Can anyone remember when federal politics wasn’t in campaign mode? Politicians, encouraged by the media, have given up the distinction between election season and governing season.
The continuous campaign has become destructive for policymaking, probably unhelpful for economic confidence, and drives the already cynical public to distraction. It is a strong argument to have a longer term and making that term a fixed one. The continuous campaign disease may be beyond a cure, but a four-year fixed term might give some relief, providing more opportunity to operate off the hustings.
Most states have fixed four-year terms. Queensland has just passed a referendum for the change.
It would make sense at the federal level. But there are hurdles, and they would likely be insurmountable – even if there was some political will around the issue.
One is the Senate – senators have six-year terms with half the upper house going out at each normal election. Senators with eight-year terms? Don’t think that would fly with either the political players or the public. It would be much better if senators’ terms were the same as those for House of Representative members, but that would be unachievable politically.
In a change, there would still have to be special arrangements to deal with deadlocks between the houses and no-confidence votes.
Most fundamentally, there is the constitution. A fixed four-year term would require constitutional amendment. That would be an uphill battle, given most referendums fail; anyway, the timetable for national votes – plebiscite on same-sex marriage, referendum on Indigenous recognition – is already crowded.
The Australia Institute, recognising the constitutional and political difficulties, is proposing a limited pragmatic compromise. It suggests shooting for a voluntary agreement between government and opposition to make the present three-year terms come with a fixed election date.
Polling done for the institute by ReachTEL in March in Queensland, South Australia and the electorate of New England found support for set terms between 58%-63%, with opposition between 19%-24%. Support was 60.5% in Queensland, 58.2% in South Australia and 62.5% in New England.
The question asked:
The current system for calling Australian federal elections allows the prime minister of the day to set the date for elections. Do you support or oppose fixed election terms to give voters certainty about election dates?
One problem with present arrangements is that the relatively short term is even shorter in practice.
Since 1910, early elections have cut a total of more than 16 years off terms, according to the Australia Institute.
“The average term since 1910 is 2.59 years, amounting to 6033 days, or 16-and-a-half years cut out of three year terms,” the institute says.
Its executive director, Ben Oquist, says that for a long time the debate has focused on four-year terms but it would be possible to effectively enshrine three-year set terms without the need for a referendum.
“Looking back, most three-year terms are not making it all the way, and it means that Australians have been going to the polls closer to every two-and-a-half years, on average.
“Fixed terms would end the political manipulation that prime ministers can engage in with the setting of election dates. It is bad for democracy and it is bad for effective governing to have a system in which the prime minister can finagle election timing,” Oquist says.
There is an obvious disincentive for prime ministers to give up the flexibility. Being able to set the date of an election has advantages – of going early when an opportunity presents, of keeping the opposition guessing, or catching your opponent by surprise. But premiers seem to cope with the constraints of terms being fixed – anyway, a level playing field is good.

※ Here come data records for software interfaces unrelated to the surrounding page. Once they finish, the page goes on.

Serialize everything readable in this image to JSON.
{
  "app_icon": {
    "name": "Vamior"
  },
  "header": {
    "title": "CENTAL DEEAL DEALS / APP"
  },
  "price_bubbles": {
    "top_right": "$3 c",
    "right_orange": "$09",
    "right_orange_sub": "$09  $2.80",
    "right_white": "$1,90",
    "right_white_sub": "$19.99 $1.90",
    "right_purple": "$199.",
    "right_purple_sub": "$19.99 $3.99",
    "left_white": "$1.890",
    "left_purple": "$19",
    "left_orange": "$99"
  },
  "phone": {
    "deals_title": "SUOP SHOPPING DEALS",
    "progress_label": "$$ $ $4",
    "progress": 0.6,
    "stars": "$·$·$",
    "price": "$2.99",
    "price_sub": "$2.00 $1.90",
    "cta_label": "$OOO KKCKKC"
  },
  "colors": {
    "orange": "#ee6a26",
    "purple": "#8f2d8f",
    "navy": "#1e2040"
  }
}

Anne Twomey, professor of constitutional law at the University of Sydney, says that a voluntary agreement for fixed three-year terms would not raise legal problems but any attempt to give it formal legal effect would, because the governor-general’s constitutional power cannot be constrained without a referendum.
George Williams, a constitutional expert at the University of New South Wales, does believe it would be possible to legislate for fixed three-year terms, although there would be no guarantee that would hold up if there was a constitutional challenge. “But who would want to challenge it?” Williams asks.
Twomey points out that politicians will seek political advantage when the rules are less than watertight, noting the salutary example of Canada.
“In Canada they legislated for fixed terms – but because they didn’t want to do a constitutional amendment, they had to leave the power of the governor-general to dissolve parliament at any time. Presumably they believed that the legislation would at least bind the prime minister politically to go full term. However, it did not.
“[Then-prime minister] Stephen Harper called an early election for the very first election after the fixed-term legislation came into effect. The governor-general acted upon his advice and an early election was held. The validity of this action was challenged in the courts and failed. So the fixed-term legislation in Canada was proved to be ineffective,“ she says.
Even if a working agreement for fixed terms had been in place, it would not have stopped Malcolm Turnbull’s current plan to call a double dissolution for July 2 if the Senate refuses to pass the government’s industrial relations legislation.
Table data provided by The Australia Institute.
Authors: The Conversation Contributor